In the case of Washington’s crossing, Fischer said, there were hundreds of first-hand accounts. These came not only from the Americans; just as many came from the British and the Germans. As many of these as possible had to be tracked down and read in order for him to produce the book.
From these, you had to identify the choices that determined the outcome. Usually, they were a series of seemingly small decisions, not one huge turning point.
Dr. Fischer described his own application of this method in his books that followed Washington’s Crossing, which have dealt with the contributions of African Americans, British, and French immigrants who created the United States. In each case, he spent months in the lands of origin, talking with the people and seeking their points of view. Somewhat unusually, he hopes to continue this work by delving into the Italian contribution, especially from the period of the Italian Renaissance.
What this approach reminded me of was the Electric Cord speech of Abraham Lincoln, which was given on July 10, 1858. In that oration, which was devoted to countering Senator Stephen Douglas’s views on slavery, Lincoln too emphasized the diversity of the American population in his day. Rather than deplore it, he identified the basis for unifying that diverse group of people in the first founding document, the Declaration of Independence. Lincoln said:
We have besides these men—descended by blood from our ancestors—among us perhaps half our people who are not descendants at all of these men, they are men who have come from Europe—German, Irish, French, and Scandinavian—men that have come from Europe themselves, or whose ancestors have come hither and settled here, finding themselves our equals in all things. If they look back through this history to trace their connection with those days by blood, they find they have none.

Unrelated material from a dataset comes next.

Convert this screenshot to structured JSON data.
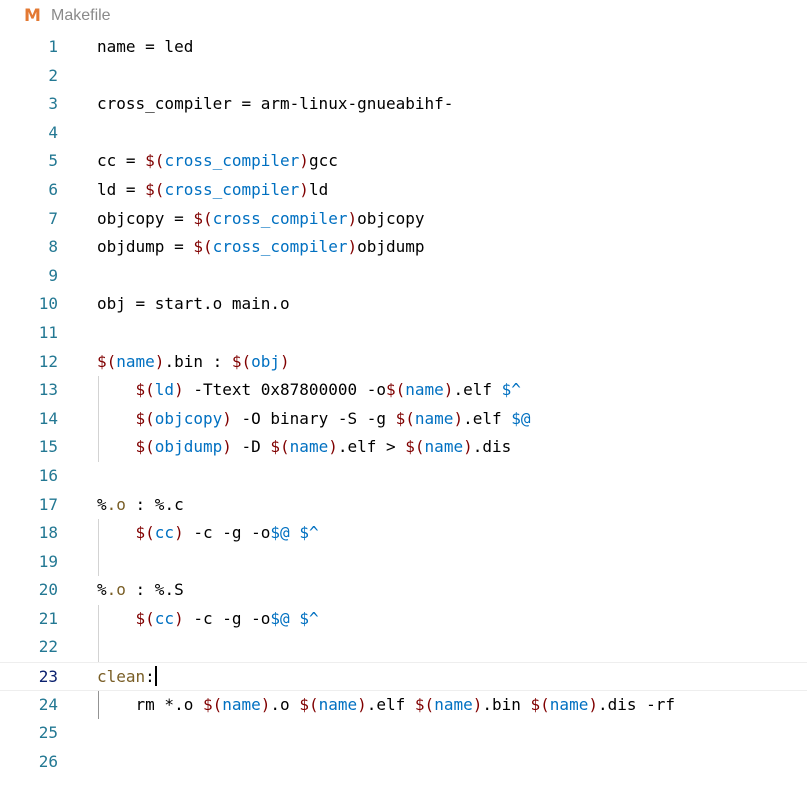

They cannot carry themselves back into that glorious epoch and make themselves feel that they are part of us, but when they look through that old Declaration of Independence they find that those old men say that “We hold these truths to be self-evident, that all men are created equal,” and then they feel that that moral sentiment taught in that day evidences their relation to those men, that it is the father of all moral principle in them, and that they have a right to claim it as though they were blood of the blood, and flesh of the flesh of the men who wrote that Declaration, and so they are.
That is the electric cord in that Declaration that links the hearts of patriotic and liberty-loving men together, that will link those patriotic hearts as long as the love of freedom exists in the minds of men throughout the world. (emphasis added)
Another way of locating Dr. Fischer’s approach, I believe, is in the motto which appears on the Great Seal of the United States, “E Pluribus Unum.” That Latin phrase means “from many, one,” and it was proposed as the national motto by a committee of Benjamin Franklin, John Adams, and Thomas Jefferson in August of 1776. It was not adopted, however, until 1782.
Thus, long before we had a constitution calling for “a more perfect Union,” we had a motto recognizing our “plurality” (diversity), and urging unity around the ideas, already adopted, of the Declaration of Independence. Dr. Fischer has admirably chosen to emphasize this process in his histories, in hopes of advancing our much-needed unity in diversity today.
Nancy Spannaus is the author of Hamilton Versus Wall Street, The Core Principles of the American System of Economics.
 I have taken the liberty of slightly editing this with new paragraphs. I would also add that in the context of this speech, as well as his famous debates and others, Lincoln included African Americans among those deserving the rights to “life, liberty, and the pursuit of happiness.”